The “shifting public understandings of homosexuality in the twentieth century,” the legal historian Anna Lvovsky argues, “cannot be fully understood without a history of policing.” Her new book, Vice Patrol, is a useful examination of the legal struggle over the sexual character of the public in the middle of the last century. In particular she illuminates a shadowy figure, the vice cop. Though a central antagonist in queer history, he has mostly escaped devoted scrutiny. Lvovsky draws primarily from judicial rulings and courtroom testimony for her material, but is sensitive to the multidimensional nature of the law. One welcome aspect of her study is its attention to this history as a battle over jurisdiction, with liquor boards, psychiatrists, sociologists, and the popular press all vying for legitimacy as arbiters of public behavior. This choice of object somewhat obscures from view the experiences of those people whose right to the public was already more or less categorically barred. The period Lvovsky examines coincides with legal segregation (one judge reasons that an interracial conversation is itself evidence of guilty motives), and she finds an LAPD officer who explains that the law’s relative disinterest in lesbians was because they were less “innately abhorrent” and women tend to be “more discreet.” Thus the book is a roundabout history of how attempts at erecting a heterosexual public by policing vice gave birth to a new type of public homosexual.

Sodomy was consistently proscribed in the United States from the colonial era until 1961, when Illinois became the first state to decriminalize it. But the charge was neither strictly associated with homosexuality nor regularly pursued until modern policing adopted tools from sexology to apprehend newly visible social types.
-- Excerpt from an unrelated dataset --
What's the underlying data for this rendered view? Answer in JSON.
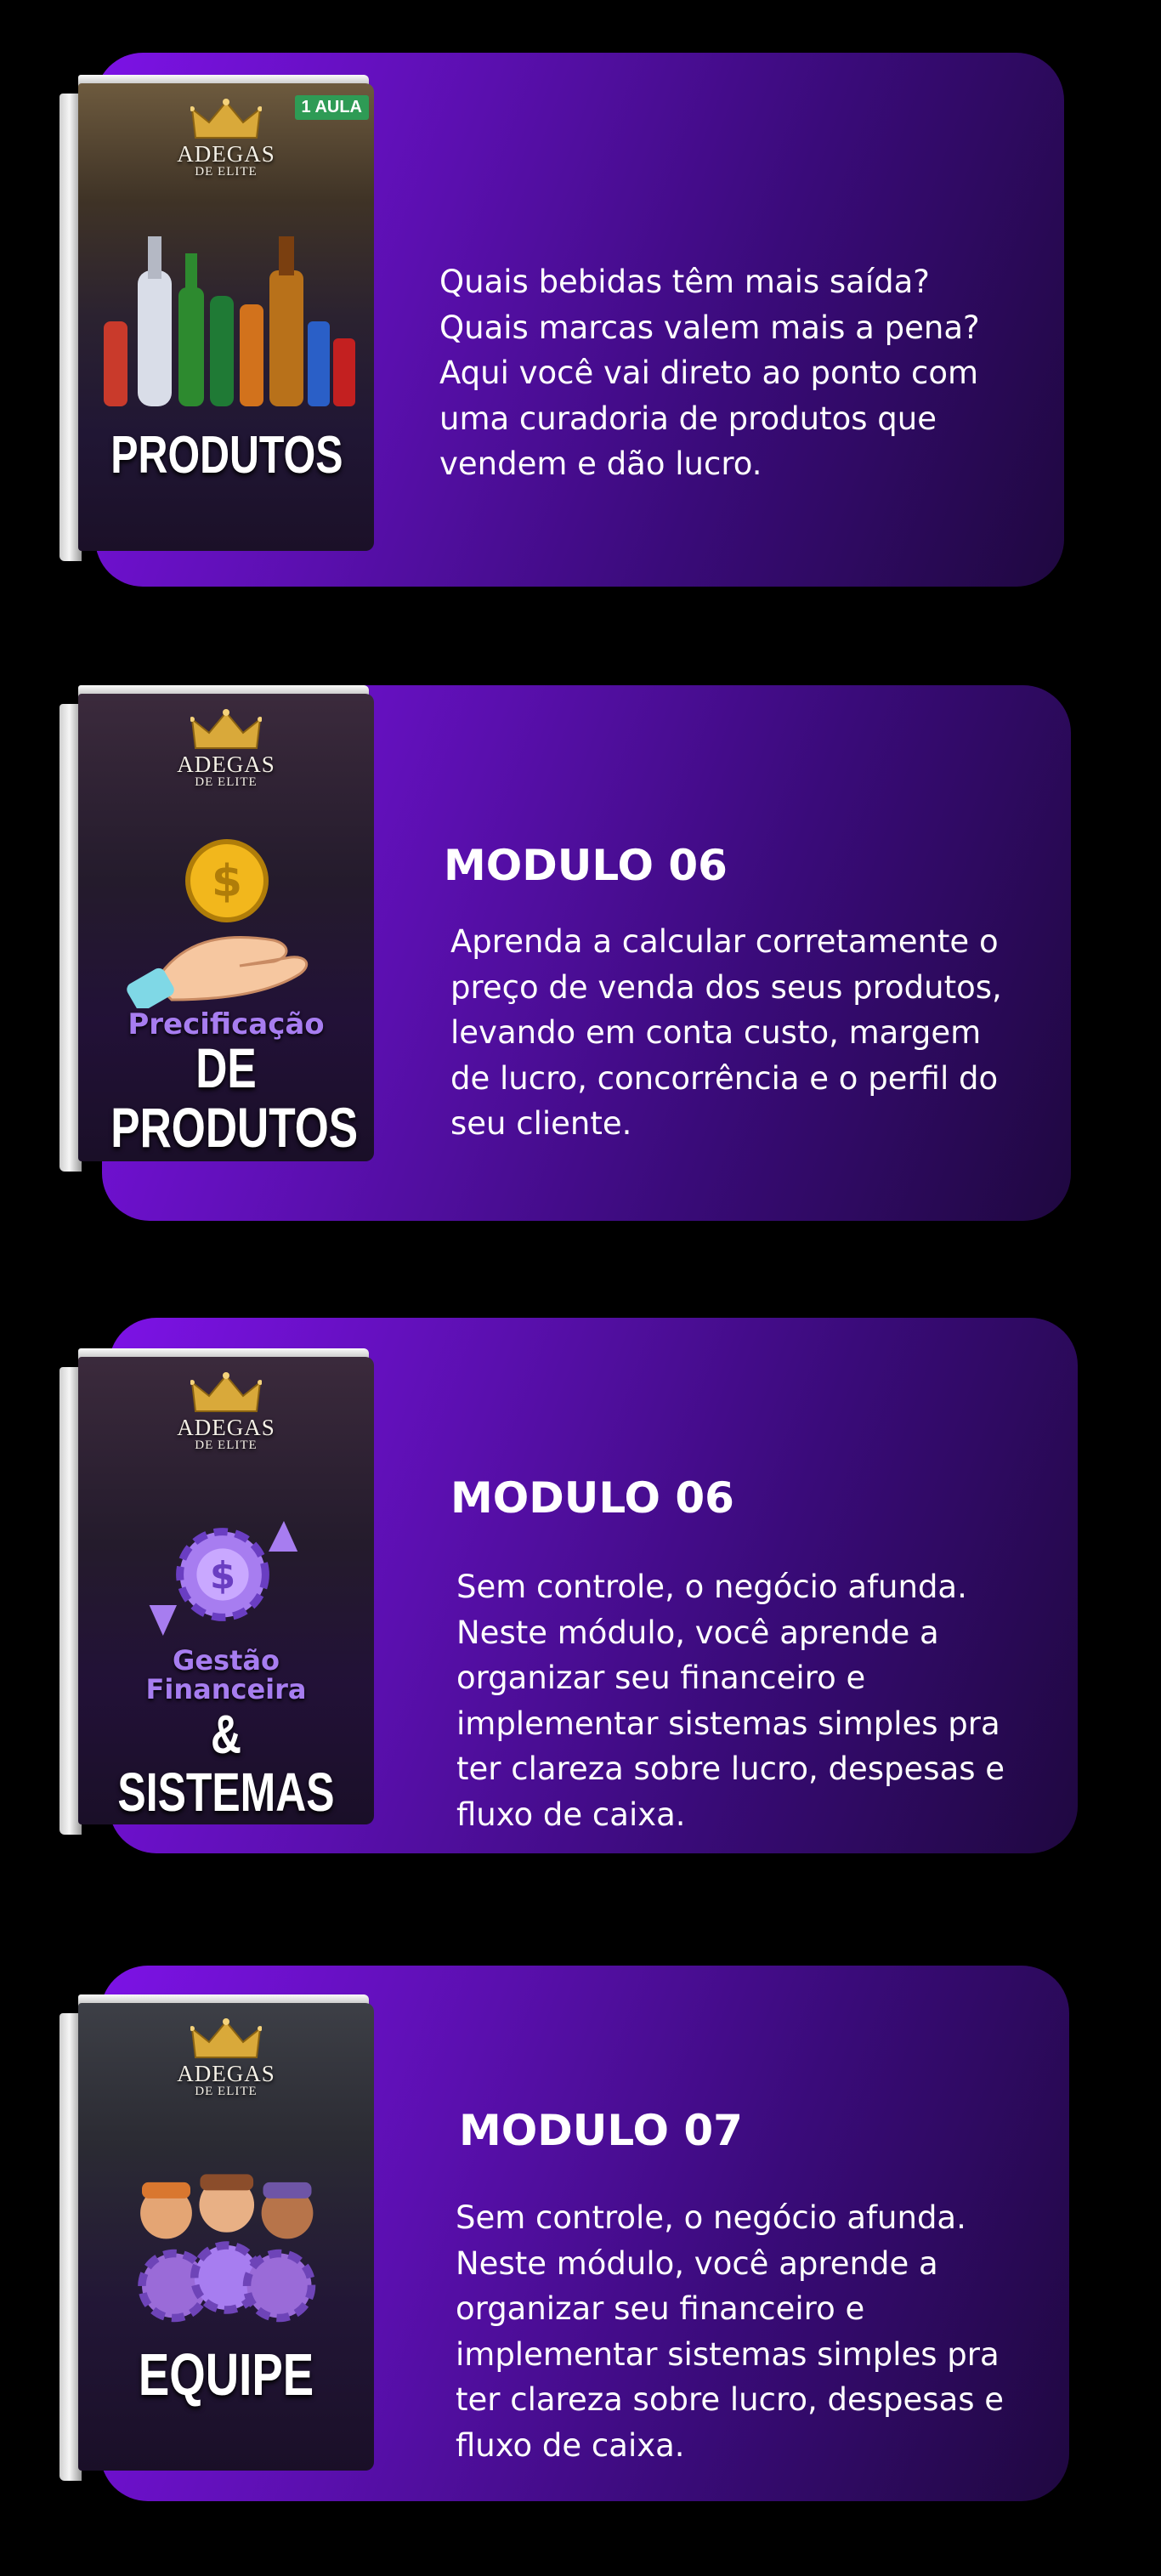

Lvovsky begins her study of antigay policing in 1933, at the close of Prohibition. In the public understanding, gender-nonconforming people known as fairies populated working-class spaces. An early-’30s vogue called the pansy craze brought strangers to this culture into bars to see the “antics and gestures of the fags.” It was this public intimacy with queer culture, Lvovsky notes, that guided its subsequent legal repression. By the early ’50s, departments in most large cities had formed divisions solely for enforcing vice or sex-related prohibitions.
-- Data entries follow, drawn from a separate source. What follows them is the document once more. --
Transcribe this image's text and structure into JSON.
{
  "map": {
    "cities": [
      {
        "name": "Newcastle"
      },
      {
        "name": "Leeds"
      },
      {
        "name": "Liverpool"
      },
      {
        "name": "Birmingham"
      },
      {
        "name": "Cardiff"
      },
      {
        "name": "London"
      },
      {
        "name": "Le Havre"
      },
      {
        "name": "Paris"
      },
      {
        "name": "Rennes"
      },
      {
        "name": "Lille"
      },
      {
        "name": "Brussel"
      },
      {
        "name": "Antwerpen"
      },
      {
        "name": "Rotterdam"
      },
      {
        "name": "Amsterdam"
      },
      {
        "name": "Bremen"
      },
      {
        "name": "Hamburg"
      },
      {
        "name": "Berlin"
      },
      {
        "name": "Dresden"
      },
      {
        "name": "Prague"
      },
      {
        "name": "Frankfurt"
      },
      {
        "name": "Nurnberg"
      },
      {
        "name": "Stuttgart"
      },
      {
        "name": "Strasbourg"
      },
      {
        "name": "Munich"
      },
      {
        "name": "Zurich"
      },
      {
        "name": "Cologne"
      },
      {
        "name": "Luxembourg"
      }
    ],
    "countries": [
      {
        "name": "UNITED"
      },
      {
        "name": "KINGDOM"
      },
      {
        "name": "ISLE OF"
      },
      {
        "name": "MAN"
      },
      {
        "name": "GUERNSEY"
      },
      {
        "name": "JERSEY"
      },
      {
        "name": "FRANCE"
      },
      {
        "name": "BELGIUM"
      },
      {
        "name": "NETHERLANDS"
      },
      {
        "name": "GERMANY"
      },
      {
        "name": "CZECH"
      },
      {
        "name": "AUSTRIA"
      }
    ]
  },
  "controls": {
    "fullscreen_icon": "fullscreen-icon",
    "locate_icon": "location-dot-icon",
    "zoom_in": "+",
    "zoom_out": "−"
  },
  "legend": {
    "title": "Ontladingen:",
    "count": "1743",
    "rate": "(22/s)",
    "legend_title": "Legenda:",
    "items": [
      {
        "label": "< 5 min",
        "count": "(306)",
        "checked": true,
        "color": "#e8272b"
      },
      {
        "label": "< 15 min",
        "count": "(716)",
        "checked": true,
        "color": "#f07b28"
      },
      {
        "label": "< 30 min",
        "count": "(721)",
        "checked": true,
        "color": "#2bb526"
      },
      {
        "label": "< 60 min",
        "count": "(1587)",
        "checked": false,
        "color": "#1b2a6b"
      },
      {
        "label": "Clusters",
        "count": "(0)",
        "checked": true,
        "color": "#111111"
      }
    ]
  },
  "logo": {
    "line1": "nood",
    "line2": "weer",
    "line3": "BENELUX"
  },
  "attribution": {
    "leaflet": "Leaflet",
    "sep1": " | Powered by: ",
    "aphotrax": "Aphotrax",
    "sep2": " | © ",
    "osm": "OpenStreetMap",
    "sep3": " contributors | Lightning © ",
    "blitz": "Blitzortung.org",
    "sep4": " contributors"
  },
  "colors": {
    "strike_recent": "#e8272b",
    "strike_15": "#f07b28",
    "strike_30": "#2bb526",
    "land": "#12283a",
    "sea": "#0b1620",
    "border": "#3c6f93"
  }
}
Following the repeal of the dry regime, a new regulatory system emerged to replace it, in some ways, one reporter noted, “stricter than Prohibition.” State liquor boards began sending their agents to bars to order a drink or four and see if they could catch (or prompt) any lascivious behavior. The threat to bartenders or owners came from charges of knowingly serving alcohol to gay patrons and other “degenerates and undesirable people.” Hearings turned on what a nonexpert witness could reasonably be assumed to recognize as a homosexual. The legal record of this period resembled a catalogue of criminally liable “codes and mannerisms,” Lvovsky writes. Defending his patrons against the charge that they ashed their cigarettes like fags, one Trenton bar owner testified that he smoked the same way; another witness invoked photographs of President Kennedy himself wearing a “bulky Italian-weave sweater” to rebut charges that anyone should have known the patrons by their dress—“nothing unusual about that.”
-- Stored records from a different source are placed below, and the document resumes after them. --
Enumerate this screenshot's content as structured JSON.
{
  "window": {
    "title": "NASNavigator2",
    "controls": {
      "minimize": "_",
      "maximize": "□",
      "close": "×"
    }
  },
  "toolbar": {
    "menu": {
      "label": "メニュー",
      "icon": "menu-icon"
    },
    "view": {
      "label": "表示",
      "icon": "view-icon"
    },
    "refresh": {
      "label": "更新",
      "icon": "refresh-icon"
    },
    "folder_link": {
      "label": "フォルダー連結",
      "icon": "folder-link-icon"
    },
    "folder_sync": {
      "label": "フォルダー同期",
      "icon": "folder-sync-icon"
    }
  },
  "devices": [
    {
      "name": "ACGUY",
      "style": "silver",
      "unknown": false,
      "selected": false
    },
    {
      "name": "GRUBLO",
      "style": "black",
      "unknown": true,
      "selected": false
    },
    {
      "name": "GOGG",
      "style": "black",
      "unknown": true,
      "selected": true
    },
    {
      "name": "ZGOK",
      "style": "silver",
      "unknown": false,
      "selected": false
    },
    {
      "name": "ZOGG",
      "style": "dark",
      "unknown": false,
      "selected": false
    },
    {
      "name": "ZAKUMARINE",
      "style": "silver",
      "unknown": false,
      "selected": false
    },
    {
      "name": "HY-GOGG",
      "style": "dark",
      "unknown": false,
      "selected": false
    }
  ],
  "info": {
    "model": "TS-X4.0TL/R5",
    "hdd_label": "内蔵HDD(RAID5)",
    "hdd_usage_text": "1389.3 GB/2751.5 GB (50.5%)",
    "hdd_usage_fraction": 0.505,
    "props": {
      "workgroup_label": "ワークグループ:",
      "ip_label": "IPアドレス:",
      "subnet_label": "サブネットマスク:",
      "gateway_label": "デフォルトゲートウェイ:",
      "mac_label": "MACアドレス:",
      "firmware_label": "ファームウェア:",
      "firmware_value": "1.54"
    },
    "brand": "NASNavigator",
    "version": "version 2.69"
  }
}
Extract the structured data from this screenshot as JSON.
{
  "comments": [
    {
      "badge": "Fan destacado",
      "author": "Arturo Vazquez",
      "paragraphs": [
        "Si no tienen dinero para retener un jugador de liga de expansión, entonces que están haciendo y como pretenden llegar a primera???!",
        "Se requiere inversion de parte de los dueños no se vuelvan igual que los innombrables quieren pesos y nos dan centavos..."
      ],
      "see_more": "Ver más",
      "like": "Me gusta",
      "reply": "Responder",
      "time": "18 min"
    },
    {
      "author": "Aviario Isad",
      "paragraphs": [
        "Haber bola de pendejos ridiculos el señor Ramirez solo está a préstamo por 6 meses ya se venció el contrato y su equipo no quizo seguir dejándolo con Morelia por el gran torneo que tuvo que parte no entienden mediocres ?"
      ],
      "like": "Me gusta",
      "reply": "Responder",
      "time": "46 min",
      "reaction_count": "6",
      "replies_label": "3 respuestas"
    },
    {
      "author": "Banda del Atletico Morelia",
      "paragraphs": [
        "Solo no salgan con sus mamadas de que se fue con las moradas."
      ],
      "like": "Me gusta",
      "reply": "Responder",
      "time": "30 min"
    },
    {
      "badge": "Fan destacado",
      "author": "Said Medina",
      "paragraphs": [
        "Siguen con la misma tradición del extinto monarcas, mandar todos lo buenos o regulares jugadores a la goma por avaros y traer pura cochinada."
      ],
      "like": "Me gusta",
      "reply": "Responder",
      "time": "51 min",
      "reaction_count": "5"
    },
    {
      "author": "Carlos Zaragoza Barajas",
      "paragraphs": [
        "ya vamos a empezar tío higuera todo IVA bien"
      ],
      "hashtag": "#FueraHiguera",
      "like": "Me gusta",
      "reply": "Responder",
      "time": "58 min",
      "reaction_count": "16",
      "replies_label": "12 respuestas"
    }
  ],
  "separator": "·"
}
Lvovsky’s meatiest chapter is devoted to the use of “decoy enforcement,” or undercover officers deployed to parks and public bathrooms to solicit an advance from an uncareful or unlucky cruiser. In most states, it was not just a felony to practice sodomy; there were now a number of misdemeanor charges for seeking a partner in public. In some departments, it may have occupied a majority of the vice squad’s time and personnel. Often selected for their youth or beauty, these cops sometimes went through an astonishing training regimen to prepare them to slip undetected into the demimonde of the sexual psychopath, receiving official guidance on dress, slang, and comportment at a level likely surpassing even the most committed homosexuals. But soon men began sharing stories of being beaten, arrested, or worse from the predatory undercovers and adopted community signals to make clear to both parties that neither meant the other harm. Decoys looking for an arrest began resorting to more and more aggressive overtures to draw a potential cruiser out from behind his discretion. This approach led to more than one instance of officers trying to apprehend a disruptive loiterer only to find they were manhandling an undercover cop.

Though their sympathy was usually restricted to men of their class, judges and prosecutors were often exasperated by these cases and moved to dismiss or lessen charges when they were able. The development of peephole technology proved even less winning at trial. To ensure the genital privacy of men and boys who had to use park bathrooms, cops in many cities came up with methods to discreetly keep them under constant surveillance in case some pervert might be looking. Vice squads installed false grates, drilled holes, and swapped mirrors for one-way glass. Logging hours upon hours watching citizens relieve themselves may have been a thankless job, but for these officers it was worth it. The publicness itself of bathroom cruising seems to have been taken as an affront, and the elaborate lengths to which men went to avoid being seen only proved the enormity of their exhibitionist threat.

By the end of the 1960s, over thirty years of mounting antigay police operations had yielded a meaningful change in how gays appeared and conducted themselves. The pansies had faded, giving way to a more underground aesthetic captured in a 1964 Life magazine exposé of a gay leather bar, a photograph from which serves asVice Patrol’s cover image. Revelations like these disturbed the public. How could you manage social difference if you couldn’t tell who someone was by looking at them? A rash of press coverage in the mid-’60s “discovering” this new gay world, in Lvovsky’s sharp formulation, “made up for the public’s ebbing mastery over the gay body by honing its mastery over the hallmarks of gay life, reducing the gay world to an object of shared knowledge.” And ready to offer this mastery to the press were the vice cops who had spent endless professionally intimate hours among them, though the more they revealed to the public about their secret deployments, the less sympathetic their jobs seemed to be.

Lvovksy is careful to emphasize that the cops themselves constantly negotiated with other elements in the judicial system. At some moments, this effort reads as an attempt to exonerate the law, whose internal complexity allowed judges, prosecutors, and cops to make “creative” use of their positions to seek their preferred ends. But she makes the compelling point that it was precisely this diversity of views within the repressive arm of the state that gave vice squads their latitude to act. While courts debated whether decoy enforcement was entrapment and prosecutors downgraded felony cases, vice cops gallantly invented new ways to capture and arrest queers, establishing new precedents and legal standards by their own initiative.

Much of the post-Stonewall rights movement was an effort to dismantle this legal architecture by extending privacy rights to sexual behavior and reducing the scope of the public subject to police intrusion. Many liberals and queers understand the regime Lvovsky describes in Vice Patrol to have been vanquished in the courtroom in the last few decades. But this strategy has left in place the same concept of the public as a heterosexual order patrolled by cops that is disclosed in the seemingly perennial discourses about Pride. And not only in discourse. In May, Maryland sheriff’s deputies in riot gear raided an adult bookstore, broke the locks to private booths, and arrested nine men, bringing four charges of “perverted sexual practice,” a misdemeanor enumerated by a state sodomy law on the books despite the Supreme Court declaring such laws unconstitutional in 2003. The historical intimacy of policing with this concept of the public, as Lvovsky shows, may mean that one will not be abolished without the other.

Max Fox is a writer and an editor at Pinko magazine.